  3. Spirituality Seeker says:

    Aside from the misuse issue, I’m curious what your response to the “alienates others” portion of the article is. Being conscious and conscientious of others beliefs and biases has merit, and certainly doesn’t mean one is copromising their own beliefs, just communicating in terminology all can relate to, meeting them where they are…

    • Good question. I think it depends on circumstance and sensitivity. For example, it would be insensitive of me to go on and on about what blessings my children are to a friend who is struggling with infertility. But when I’m speaking to the “world” at large (ha! My little blog world) I may speak a bit differently. I don’t think it’s necessary or even particularly helpful to whitewash our vocabulary to spare others’ feelings (when we’re speaking in a group setting). It’s better to clarify what we mean re-claim phrases that have been co-opted for other uses. Does that make sense?

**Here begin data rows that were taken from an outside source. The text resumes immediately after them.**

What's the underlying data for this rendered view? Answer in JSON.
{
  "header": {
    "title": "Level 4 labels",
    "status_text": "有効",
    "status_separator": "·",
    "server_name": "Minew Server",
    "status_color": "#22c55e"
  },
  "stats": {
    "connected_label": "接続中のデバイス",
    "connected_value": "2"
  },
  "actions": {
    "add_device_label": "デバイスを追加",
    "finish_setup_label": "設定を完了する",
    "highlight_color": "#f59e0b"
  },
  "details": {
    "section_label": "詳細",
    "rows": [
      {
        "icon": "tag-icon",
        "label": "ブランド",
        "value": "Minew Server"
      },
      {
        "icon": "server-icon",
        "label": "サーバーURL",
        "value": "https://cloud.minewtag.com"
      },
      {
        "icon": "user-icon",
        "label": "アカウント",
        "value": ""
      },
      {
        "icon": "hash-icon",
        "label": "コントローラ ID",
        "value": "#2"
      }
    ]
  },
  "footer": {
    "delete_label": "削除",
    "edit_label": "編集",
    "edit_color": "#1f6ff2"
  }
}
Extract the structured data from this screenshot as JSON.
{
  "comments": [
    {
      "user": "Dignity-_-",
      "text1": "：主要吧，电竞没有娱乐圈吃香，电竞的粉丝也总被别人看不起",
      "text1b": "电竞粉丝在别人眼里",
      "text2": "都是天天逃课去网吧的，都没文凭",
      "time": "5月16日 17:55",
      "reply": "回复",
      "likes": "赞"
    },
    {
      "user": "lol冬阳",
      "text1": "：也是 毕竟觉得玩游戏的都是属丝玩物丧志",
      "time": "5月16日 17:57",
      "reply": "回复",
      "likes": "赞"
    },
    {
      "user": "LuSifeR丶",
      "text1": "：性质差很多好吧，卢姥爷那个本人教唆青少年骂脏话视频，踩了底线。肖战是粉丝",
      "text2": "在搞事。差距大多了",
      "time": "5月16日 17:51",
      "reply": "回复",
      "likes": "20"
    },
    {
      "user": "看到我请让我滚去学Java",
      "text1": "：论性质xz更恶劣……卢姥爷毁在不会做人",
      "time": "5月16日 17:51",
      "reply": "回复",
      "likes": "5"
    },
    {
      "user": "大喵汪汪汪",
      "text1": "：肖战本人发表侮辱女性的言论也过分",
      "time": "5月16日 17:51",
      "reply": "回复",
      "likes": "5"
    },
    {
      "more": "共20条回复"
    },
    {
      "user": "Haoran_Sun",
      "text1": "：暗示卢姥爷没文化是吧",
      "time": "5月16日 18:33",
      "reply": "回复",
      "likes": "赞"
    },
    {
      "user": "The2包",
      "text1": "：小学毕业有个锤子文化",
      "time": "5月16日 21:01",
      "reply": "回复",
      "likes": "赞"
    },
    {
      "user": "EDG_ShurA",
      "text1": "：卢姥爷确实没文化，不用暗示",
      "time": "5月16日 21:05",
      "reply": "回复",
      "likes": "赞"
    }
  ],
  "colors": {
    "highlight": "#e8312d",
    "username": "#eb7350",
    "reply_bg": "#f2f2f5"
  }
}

  4. I can now see that many blessings have come from my sufferings, the biggest one’s being the loss of my dad at the age of 11 and our decision to have a vasectomy. As you said, “I am blessed by all of it.” I am blessed by the good and the not so good. So glad I found your blog! I look forward to checking it out.

  5. I like your definition of blessing. I think a blessing is anything that can be used to bring us closer to God. I think wealth can sometimes be a burden. I think of the rich young man in the gospel who walked away from Jesus. His wealth was not a blessing to him.

    I think of my own life and most of the times that I have felt the closet to Christ and have felt the most blessed have been when something was not going well. One recent example: last fall my toddler broke his femur and was in a body cast for 6 weeks. I had a newborn and 3 other kiddos and it was horrible and beautiful all at the same time. I can honestly say that I am thankful for the whole experience. I have never felt so blessed. Mostly because we were living on grace and weren’t relying on ourselves.

    My go-to answer to the question “Why does God allow bad things to happen?” is another question: How would we know if He isn’t preventing even more bad things from happening? And what if He allows a “small” bad thing to happen to prevent an even bigger bad thing? Like a minor car accident that protected a person from getting into a major car accident further down the road.

  6. I agree with your definition of blessed. That’s mine, too. But I am learning to be blessed by everything in my life, good or bad. Emphasis on learning. I still fail quite a bit. Usually I’m kicking and screaming (figuratively), whining and complaining during the bad times, if not out loud then always in my head. It’s a work in progress, that’s for sure. *I’m* a work in progress.